- Opening Delimiter -

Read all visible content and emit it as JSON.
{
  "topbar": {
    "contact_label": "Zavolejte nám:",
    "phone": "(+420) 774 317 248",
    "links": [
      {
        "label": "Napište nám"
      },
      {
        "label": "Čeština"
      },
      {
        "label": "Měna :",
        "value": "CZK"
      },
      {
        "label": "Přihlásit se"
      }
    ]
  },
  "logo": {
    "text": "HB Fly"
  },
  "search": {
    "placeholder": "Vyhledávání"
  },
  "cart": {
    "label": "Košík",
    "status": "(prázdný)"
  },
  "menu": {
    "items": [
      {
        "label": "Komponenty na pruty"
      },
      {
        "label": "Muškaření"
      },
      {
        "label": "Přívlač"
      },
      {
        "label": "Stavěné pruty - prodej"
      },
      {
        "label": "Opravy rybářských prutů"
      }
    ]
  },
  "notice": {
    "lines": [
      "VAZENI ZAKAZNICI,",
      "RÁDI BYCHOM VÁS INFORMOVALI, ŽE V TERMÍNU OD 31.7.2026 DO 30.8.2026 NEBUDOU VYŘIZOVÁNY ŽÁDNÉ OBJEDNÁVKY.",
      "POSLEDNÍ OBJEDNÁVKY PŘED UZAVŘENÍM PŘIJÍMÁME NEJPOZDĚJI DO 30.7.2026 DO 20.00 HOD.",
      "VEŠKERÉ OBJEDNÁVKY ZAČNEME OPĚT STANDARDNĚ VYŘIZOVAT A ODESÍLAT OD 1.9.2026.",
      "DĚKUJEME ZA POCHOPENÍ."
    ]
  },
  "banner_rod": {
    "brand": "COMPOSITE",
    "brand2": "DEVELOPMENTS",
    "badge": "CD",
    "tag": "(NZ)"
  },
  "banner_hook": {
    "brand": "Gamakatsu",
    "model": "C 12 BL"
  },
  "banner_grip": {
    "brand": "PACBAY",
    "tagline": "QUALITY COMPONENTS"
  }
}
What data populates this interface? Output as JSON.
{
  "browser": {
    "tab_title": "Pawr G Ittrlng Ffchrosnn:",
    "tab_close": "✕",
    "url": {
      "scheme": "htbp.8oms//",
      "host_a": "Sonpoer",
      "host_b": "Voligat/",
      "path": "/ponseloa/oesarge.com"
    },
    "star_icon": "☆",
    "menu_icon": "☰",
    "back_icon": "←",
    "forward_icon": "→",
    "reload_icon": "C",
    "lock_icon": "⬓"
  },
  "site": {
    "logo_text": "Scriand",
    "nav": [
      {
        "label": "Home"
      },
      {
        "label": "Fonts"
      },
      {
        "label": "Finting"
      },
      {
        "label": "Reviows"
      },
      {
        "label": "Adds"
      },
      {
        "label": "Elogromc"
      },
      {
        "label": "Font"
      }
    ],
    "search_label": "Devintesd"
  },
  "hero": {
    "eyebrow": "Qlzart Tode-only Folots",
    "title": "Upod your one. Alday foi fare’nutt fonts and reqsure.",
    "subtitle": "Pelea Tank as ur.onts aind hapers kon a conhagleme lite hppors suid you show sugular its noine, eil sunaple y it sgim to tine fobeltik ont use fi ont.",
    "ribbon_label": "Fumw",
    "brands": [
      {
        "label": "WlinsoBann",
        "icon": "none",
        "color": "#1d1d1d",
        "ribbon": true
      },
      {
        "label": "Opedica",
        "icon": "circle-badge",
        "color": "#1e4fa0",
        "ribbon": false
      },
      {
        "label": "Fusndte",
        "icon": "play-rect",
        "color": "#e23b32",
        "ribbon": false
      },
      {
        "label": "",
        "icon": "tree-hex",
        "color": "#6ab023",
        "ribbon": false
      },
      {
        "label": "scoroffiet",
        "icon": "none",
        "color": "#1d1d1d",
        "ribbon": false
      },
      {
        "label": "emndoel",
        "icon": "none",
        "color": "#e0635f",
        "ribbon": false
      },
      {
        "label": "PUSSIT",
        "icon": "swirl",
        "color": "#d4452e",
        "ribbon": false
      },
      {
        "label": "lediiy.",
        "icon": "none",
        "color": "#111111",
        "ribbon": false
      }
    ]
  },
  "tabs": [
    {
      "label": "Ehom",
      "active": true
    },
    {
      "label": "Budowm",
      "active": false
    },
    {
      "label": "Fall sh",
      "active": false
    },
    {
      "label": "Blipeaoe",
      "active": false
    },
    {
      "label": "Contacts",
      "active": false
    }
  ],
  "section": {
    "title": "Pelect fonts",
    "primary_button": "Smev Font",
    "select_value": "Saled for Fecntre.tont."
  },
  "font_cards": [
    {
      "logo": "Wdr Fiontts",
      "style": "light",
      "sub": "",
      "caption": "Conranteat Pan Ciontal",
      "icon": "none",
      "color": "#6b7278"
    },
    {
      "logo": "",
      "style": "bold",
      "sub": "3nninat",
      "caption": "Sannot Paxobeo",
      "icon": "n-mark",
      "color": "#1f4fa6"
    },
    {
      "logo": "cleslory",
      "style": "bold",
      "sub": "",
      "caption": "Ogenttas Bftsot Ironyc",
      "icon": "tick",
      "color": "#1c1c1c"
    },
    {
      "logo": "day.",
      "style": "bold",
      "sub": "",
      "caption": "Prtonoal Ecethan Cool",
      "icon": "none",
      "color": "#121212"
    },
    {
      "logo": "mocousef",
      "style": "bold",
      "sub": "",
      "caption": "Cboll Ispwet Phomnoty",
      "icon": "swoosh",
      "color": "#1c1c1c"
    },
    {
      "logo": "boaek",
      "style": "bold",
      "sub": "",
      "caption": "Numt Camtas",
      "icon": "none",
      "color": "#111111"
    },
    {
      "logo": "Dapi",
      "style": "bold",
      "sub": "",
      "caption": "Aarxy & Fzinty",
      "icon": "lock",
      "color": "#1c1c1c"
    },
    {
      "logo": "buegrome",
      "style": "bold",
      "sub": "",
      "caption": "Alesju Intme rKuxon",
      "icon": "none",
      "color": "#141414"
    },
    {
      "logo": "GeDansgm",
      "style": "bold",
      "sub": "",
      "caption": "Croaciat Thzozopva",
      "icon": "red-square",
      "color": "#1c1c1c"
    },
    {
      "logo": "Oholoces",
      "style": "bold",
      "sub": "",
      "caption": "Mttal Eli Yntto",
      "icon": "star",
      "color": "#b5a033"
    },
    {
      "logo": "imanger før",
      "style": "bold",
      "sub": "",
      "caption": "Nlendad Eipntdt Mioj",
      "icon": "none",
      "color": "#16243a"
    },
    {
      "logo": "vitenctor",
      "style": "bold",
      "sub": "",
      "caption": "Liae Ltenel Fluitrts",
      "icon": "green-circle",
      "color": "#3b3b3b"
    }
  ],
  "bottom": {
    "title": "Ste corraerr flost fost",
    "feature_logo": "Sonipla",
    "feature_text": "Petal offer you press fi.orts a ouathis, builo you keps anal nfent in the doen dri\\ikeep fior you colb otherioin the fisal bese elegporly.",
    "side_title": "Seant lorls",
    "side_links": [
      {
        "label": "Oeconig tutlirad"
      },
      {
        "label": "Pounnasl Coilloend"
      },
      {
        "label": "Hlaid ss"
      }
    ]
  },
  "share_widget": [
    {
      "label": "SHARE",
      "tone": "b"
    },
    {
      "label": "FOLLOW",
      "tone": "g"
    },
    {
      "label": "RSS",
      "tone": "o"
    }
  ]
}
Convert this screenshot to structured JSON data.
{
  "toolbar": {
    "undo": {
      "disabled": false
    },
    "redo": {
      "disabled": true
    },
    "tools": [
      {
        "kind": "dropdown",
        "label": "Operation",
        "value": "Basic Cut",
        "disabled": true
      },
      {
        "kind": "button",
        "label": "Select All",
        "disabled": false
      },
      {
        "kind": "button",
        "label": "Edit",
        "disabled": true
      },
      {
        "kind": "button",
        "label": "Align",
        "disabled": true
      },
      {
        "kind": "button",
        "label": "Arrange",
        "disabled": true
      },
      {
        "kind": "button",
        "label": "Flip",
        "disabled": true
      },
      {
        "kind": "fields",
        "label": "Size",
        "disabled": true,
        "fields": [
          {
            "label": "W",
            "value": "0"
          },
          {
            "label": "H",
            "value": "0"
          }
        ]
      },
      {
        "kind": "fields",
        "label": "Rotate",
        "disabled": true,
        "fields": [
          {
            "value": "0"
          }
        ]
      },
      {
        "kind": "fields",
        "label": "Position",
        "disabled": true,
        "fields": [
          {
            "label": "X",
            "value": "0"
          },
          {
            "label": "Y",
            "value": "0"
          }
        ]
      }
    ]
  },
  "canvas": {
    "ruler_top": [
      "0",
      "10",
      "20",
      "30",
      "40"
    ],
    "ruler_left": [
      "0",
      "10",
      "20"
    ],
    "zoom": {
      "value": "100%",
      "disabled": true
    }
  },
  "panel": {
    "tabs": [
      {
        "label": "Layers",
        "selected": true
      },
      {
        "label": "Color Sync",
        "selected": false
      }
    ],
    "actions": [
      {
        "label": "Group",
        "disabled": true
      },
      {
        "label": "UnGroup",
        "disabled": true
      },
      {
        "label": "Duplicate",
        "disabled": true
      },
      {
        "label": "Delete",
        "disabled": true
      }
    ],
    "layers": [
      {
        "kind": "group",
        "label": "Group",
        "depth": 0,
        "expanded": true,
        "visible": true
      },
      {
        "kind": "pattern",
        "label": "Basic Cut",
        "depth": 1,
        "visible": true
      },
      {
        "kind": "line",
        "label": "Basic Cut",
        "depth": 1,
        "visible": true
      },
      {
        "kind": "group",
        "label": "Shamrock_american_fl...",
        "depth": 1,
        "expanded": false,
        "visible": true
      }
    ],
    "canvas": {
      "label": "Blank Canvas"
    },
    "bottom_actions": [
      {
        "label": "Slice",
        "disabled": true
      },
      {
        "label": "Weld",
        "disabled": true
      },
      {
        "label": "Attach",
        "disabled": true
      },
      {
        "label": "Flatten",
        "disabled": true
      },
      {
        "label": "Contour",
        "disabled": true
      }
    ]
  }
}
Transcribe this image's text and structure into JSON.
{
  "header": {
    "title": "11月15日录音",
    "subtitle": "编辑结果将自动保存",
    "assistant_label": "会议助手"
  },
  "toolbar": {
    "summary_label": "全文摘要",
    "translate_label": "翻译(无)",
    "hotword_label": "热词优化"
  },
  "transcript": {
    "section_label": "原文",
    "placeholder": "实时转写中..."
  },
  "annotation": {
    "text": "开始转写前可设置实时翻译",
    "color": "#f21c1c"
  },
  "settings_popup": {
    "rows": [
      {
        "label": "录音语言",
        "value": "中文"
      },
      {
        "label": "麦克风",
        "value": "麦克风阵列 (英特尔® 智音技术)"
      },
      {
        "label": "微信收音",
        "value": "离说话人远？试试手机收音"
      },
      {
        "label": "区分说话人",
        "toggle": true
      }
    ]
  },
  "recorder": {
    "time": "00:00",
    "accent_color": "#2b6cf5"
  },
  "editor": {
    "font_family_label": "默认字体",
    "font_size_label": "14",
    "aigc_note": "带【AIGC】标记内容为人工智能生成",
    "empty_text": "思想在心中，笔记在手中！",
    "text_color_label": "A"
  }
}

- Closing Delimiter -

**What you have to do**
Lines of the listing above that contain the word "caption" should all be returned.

**Problem solution**
      "caption": "Conranteat Pan Ciontal",
      "caption": "Sannot Paxobeo",
      "caption": "Ogenttas Bftsot Ironyc",
      "caption": "Prtonoal Ecethan Cool",
      "caption": "Cboll Ispwet Phomnoty",
      "caption": "Numt Camtas",
      "caption": "Aarxy & Fzinty",
      "caption": "Alesju Intme rKuxon",
      "caption": "Croaciat Thzozopva",
      "caption": "Mttal Eli Yntto",
      "caption": "Nlendad Eipntdt Mioj",
      "caption": "Liae Ltenel Fluitrts",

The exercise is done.